[TASK DETAILS] Pull out each line of the records holding the string "image".

[RECORDS SHOWN]
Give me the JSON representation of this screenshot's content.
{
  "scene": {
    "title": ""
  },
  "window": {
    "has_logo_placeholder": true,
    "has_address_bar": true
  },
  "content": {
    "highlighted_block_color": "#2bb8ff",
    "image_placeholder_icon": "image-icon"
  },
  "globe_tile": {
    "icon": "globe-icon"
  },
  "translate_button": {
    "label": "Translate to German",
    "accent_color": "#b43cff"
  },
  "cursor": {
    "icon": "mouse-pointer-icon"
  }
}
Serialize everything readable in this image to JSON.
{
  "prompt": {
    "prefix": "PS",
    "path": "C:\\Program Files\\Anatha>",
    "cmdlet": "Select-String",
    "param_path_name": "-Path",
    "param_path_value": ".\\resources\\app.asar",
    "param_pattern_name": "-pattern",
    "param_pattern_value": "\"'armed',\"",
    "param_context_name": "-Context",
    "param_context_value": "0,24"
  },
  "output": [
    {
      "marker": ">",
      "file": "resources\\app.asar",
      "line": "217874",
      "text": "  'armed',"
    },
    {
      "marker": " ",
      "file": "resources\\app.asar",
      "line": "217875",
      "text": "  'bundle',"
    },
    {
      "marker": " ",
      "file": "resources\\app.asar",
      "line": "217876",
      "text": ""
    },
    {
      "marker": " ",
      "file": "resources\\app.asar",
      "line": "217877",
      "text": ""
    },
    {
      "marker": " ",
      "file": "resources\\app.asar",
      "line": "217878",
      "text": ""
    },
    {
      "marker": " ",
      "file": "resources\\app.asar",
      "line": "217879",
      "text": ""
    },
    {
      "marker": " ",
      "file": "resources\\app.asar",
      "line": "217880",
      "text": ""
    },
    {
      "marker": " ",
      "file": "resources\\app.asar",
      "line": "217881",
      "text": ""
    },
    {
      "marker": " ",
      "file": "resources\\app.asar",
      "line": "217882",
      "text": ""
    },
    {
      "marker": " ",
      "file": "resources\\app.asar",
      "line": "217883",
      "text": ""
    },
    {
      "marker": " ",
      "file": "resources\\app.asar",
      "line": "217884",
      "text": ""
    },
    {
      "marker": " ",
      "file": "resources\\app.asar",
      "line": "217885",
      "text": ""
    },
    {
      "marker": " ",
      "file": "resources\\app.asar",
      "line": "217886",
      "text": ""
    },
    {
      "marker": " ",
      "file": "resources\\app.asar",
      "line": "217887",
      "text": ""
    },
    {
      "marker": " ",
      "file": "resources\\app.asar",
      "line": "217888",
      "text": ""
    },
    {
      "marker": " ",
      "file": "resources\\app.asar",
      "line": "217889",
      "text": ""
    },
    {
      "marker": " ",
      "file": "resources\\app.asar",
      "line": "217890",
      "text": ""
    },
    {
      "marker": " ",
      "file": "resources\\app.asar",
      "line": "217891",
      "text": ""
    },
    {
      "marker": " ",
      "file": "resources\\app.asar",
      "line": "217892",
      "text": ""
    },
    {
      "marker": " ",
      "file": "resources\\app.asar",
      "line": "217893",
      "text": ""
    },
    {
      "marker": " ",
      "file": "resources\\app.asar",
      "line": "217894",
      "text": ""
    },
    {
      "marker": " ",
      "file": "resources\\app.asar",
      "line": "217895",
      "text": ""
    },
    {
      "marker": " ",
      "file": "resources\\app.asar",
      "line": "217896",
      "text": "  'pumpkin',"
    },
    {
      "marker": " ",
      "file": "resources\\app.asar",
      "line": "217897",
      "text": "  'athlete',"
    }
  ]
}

[SOLUTION TO THIS PROBLEM]
    "image_placeholder_icon": "image-icon"
Serialize everything readable in this image to JSON.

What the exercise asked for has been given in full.